Juha Holkkola reminds us that a key way to keep processes healthy is to make implicit information explicit. “Some of the best IPAM tools I’ve seen are network engineers. They’re walking IPAM tools; they have everything in their head. But the problem is, if I’m going to automate something, it doesn’t work anymore.”
Think: baselines of functional capability
Given limited budget and capacity, Cerner Director Jon Macy shares his approach to prioritizing delivery of services. He says, “instead of flexing the technology all the time, which is horribly expensive at the end of the day (people, time, capital), what we want to do is create a baseline of functional capability and then see if the business can take their needs and requirements are and use that capability to its fullest.”
Get familiar with your processes
Some of the roadblocks to change will be ones you assume don’t exist. Juha Holkkola, CEO of FusionLayer, notes that most people don’t know “what is going on the networking side of things… It’s pretty deep down there. If you’re a C-level guy, it might be that you don’t really get that much visibility into the day-to-day activities of your networking teams. One good suggestion is to go there, speak with the guys, see what they are doing. Because what you’ll find is there’s loads of manual work and lots of things that haven’t really changed since the late ’90s.”
Then be accountable to your process
“You may have gotten away in the past and been lucky because you’ve had production drift or things that you could manage, but going to the cloud and going to a standard containerized architecture and everything being software-defined forces you to adhere to your own standards and to monitor and check them. Because guaranteed whether it’s the cyber criminals or whoever is out there, they’ll know when an endpoint comes unprotected a lot faster than you will because they’re checking them. So you better be checking equally well.”
Manage technical debt like someone will come to collect

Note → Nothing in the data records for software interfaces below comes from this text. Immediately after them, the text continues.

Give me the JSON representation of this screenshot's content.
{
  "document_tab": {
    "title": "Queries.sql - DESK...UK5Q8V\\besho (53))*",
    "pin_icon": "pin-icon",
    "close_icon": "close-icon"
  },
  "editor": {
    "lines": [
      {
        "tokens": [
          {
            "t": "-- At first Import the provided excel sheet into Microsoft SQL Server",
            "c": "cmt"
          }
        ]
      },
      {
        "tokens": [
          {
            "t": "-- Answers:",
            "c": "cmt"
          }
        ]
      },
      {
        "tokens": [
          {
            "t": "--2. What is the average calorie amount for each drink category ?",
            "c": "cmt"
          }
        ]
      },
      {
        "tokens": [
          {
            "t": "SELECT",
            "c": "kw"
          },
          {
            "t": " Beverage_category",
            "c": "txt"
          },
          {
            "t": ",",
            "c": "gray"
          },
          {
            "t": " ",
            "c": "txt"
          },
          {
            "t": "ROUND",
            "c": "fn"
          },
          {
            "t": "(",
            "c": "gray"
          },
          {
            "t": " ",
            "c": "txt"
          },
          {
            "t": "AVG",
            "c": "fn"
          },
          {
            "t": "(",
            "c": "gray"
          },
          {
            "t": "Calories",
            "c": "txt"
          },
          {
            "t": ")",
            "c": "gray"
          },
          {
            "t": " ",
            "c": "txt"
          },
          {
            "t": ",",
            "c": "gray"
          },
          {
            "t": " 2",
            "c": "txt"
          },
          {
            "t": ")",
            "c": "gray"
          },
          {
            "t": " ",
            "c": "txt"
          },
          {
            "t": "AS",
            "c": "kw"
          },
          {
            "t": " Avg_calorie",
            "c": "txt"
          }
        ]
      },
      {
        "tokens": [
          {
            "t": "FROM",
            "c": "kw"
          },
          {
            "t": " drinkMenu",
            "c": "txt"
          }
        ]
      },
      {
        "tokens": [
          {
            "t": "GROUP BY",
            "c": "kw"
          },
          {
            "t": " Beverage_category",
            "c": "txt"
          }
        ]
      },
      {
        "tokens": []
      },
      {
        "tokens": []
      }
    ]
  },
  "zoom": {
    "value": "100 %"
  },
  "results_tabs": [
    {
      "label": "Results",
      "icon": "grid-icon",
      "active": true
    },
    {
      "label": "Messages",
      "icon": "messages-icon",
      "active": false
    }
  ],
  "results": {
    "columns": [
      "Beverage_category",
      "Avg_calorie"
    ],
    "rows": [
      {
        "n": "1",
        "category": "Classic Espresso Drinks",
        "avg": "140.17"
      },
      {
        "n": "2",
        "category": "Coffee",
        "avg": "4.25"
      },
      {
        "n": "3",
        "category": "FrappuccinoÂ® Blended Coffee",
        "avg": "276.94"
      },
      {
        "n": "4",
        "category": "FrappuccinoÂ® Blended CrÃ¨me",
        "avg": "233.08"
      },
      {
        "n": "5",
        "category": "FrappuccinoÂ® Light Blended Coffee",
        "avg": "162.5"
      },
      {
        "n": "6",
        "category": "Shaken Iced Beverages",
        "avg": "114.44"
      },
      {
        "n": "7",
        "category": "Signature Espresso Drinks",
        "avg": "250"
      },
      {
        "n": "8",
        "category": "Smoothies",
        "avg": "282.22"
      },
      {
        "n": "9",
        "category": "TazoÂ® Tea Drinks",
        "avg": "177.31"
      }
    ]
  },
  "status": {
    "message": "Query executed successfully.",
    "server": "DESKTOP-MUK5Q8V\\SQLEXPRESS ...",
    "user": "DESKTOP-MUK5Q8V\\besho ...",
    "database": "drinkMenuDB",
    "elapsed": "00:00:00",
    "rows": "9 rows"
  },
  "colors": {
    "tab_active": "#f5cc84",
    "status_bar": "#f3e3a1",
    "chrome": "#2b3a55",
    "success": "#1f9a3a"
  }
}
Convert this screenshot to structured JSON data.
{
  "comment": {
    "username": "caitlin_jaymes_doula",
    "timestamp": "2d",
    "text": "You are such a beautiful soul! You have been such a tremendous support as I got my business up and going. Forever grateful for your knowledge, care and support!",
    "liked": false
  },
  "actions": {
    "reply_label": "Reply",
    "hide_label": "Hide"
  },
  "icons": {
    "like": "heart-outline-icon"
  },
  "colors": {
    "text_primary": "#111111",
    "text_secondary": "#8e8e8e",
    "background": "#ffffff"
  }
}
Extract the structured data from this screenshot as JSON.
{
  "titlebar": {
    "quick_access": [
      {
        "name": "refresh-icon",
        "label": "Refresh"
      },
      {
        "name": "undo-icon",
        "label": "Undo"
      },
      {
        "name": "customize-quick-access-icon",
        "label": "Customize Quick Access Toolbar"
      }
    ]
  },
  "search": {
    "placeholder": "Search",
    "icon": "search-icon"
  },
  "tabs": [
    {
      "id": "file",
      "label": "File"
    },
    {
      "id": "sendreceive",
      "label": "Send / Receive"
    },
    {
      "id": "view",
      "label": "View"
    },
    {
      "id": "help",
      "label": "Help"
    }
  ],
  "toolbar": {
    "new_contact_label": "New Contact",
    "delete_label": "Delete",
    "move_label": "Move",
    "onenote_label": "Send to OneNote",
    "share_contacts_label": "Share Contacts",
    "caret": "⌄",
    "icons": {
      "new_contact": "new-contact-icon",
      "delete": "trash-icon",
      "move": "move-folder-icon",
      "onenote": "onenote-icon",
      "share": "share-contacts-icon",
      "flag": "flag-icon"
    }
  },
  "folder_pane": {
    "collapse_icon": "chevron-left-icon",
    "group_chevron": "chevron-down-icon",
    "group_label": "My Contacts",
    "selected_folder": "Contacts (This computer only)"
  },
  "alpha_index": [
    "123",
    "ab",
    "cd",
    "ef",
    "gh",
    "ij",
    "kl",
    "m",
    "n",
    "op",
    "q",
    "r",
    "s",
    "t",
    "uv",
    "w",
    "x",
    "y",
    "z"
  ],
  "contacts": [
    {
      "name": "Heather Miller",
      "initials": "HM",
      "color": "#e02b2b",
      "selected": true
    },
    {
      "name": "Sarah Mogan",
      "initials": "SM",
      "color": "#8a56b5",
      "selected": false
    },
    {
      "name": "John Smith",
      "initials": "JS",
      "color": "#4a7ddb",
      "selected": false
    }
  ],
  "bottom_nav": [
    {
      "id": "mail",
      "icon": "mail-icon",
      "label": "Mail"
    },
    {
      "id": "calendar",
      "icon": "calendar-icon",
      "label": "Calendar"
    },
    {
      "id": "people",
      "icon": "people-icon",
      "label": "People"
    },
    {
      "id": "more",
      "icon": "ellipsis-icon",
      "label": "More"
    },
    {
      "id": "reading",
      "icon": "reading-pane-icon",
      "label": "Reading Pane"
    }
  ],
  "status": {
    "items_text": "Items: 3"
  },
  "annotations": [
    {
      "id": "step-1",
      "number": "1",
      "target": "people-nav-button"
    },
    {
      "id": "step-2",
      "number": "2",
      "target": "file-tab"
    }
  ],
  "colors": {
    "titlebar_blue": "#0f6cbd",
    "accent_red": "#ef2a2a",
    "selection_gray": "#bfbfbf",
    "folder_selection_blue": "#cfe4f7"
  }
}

In a similar vein, Chad Sheridan reminds listeners that, “your capacity to continue delivering those new capabilities is dependent on everything underneath the waterline on that iceberg. That is the technical debt, the legacy systems, all of those other things. And if you don’t integrally – if I can say that word – deliver that as you’re delivering features, then you’re just building more of the iceberg underneath the surface and eventually it’ll swallow you whole.”
Appreciate the fact that not everything can be measured
Some important things are hard to measure. Tom Sweet, VP in IT Solutions at GM Financial, reminds listeners of this time-tested wisdom. “[Martin Fowler] had a blog post about measuring programmer productivity. And he says it’s really hard to measure programmer productivity. You can’t look at lines of code. You can’t just look at defects. So if you could read his post, it’s not that long, but he makes a lot of sense and so when people say, “How do you measure individuals?” It’s hard, right?” The thought applies to more than just programmer productivity, but a lot of areas in the business as well.
Carve room for flexibility
The plan tends to change mid-flight. Director of Infrastructure and Engineering at a leading retailer, Anshuman Awasthi, says, “I think the beauty of the cloud is, you can have two technologies. There is no big commitment that you have to make like three years, four years, when you have bought something on premises. You are making a commitment for three, four years for on-prem, not for the cloud.”
Referring to the flexibility that affords, he adds, “You can have two different vendors. With one, you can have 30% of the traffic, the other one maybe doing 70%. Based on the confidence that you have, and with SD-WAN you can maneuver it. What is coming up slowly is the API integration, where I’m not dependent on a vendor, for the technology that I want to choose.”
See the truth in the middle
Many very practical technologies today are surrounded with both hype and cynicism. The truth is somewhere in the middle, as Unisys CTO Vishal Gupta reminds us in reference to Artificial Intelligence. “I think the balance comes in. You can either hype AI not to be so afraid of it that you don’t leverage it. That’s where the balanced approach is needed.”